WASHINGTON – The American Federation of Government Employees strongly opposes any proposals to erode the rights of federal employee representatives to use official time to represent collective bargaining unit employees, AFGE National President John Gage told a House panel today.
For nearly 50 years, federal employees who serve as volunteer employee representatives have used official time to engage in representational activities while on duty status. Such activities include creating fair promotion procedures, establishing flexible work hours, setting procedures that protect employees from on-the-job injuries, enforcing protections from unlawful discrimination, developing telework practices and providing workers with a voice in determining their working conditions.
Federal employee unions represent all employees within their collective bargaining units, even those who choose not to pay union dues, Gage noted.
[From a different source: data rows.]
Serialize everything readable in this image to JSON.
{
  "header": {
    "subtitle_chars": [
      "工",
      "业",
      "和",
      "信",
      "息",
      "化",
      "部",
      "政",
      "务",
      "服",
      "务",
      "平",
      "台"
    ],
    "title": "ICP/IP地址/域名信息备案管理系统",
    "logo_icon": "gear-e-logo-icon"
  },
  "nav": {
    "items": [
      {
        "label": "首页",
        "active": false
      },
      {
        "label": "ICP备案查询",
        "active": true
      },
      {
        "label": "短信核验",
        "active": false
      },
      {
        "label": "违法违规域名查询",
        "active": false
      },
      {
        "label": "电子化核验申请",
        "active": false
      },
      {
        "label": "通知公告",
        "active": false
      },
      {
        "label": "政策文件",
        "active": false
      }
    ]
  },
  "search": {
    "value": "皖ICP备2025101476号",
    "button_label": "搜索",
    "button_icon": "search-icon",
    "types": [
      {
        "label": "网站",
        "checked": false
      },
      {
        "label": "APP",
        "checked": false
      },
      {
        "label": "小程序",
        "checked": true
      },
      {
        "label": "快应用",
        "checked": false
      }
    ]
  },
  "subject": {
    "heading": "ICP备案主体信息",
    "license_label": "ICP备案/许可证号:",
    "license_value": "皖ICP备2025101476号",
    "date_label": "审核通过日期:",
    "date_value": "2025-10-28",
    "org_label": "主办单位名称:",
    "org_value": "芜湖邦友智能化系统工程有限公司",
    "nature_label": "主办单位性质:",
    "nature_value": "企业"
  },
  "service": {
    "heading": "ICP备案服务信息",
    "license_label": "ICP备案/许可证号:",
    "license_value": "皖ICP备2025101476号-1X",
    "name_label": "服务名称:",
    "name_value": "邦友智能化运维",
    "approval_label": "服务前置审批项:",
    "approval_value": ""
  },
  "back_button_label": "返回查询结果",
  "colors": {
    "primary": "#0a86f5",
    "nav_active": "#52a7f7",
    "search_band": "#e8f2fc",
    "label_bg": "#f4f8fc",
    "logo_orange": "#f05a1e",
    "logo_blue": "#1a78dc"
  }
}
“Through official time, employee representatives are able to work together with federal managers to use their time, talent and resources to make our government even better. Gains in quality, productivity and efficiency – year after year, in department after department – simply would not have been possible without the reasonable and sound use of official time,” Gage said in testimony before the House Oversight and Government Reform Subcommittee on the Federal Workforce, U.S. Postal Service and Labor Policy.
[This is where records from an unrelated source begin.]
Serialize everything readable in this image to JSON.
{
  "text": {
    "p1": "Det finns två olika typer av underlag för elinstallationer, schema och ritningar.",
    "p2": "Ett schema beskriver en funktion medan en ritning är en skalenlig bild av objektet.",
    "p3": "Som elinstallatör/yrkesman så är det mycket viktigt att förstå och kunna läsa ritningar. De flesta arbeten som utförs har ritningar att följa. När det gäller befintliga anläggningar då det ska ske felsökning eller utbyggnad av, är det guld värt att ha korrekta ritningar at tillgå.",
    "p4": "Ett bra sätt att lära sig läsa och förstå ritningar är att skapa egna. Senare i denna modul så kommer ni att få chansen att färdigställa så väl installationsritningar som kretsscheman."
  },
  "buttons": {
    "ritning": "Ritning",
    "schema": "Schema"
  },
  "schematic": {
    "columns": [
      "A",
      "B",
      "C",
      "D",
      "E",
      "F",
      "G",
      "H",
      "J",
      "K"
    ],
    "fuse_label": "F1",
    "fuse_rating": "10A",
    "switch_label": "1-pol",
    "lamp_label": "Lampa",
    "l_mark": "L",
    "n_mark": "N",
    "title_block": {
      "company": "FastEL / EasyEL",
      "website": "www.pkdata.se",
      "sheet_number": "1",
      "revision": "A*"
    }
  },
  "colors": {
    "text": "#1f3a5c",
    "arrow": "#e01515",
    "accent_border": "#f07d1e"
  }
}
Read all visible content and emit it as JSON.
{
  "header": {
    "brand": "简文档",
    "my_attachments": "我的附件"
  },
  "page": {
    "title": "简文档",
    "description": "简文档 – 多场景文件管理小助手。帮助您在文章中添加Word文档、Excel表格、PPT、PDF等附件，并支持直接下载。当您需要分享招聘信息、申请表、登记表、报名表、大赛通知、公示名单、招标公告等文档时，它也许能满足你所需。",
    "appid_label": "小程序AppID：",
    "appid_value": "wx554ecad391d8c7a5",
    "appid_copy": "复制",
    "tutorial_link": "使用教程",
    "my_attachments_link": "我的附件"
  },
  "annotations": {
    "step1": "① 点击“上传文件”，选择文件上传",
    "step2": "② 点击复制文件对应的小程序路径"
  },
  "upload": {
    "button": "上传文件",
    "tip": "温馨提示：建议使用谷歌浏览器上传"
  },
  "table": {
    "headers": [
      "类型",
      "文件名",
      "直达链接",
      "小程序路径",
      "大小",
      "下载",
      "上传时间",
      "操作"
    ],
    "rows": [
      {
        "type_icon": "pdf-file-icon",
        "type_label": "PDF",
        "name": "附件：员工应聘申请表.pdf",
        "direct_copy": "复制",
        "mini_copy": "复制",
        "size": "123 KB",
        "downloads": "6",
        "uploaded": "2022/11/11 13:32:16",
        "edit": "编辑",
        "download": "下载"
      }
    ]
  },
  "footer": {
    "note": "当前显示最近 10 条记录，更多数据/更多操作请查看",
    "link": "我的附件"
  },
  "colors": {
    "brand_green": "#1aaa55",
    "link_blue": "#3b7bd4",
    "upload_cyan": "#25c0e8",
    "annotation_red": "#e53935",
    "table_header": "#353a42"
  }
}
Federal employee representatives do not use official time to conduct union-specific business, such as soliciting members, holding internal union meetings, electing union officers or engaging in partisan political activities.
The Civil Service Reform Act of 1978 limits the amount of official time that can be used for representational responsibilities to what which the labor organization and employing agency agree is reasonable, necessary and in the public interest, Gage said.
“The amount of time must be negotiated by the two parties. It is not a blank check for the union,” he said.
From fiscal 2008 to fiscal 2009, total official time hours governmentwide increased 3.37 percent. But the total number of hours expended per bargaining unit employee fell from 2.60 to 2.58.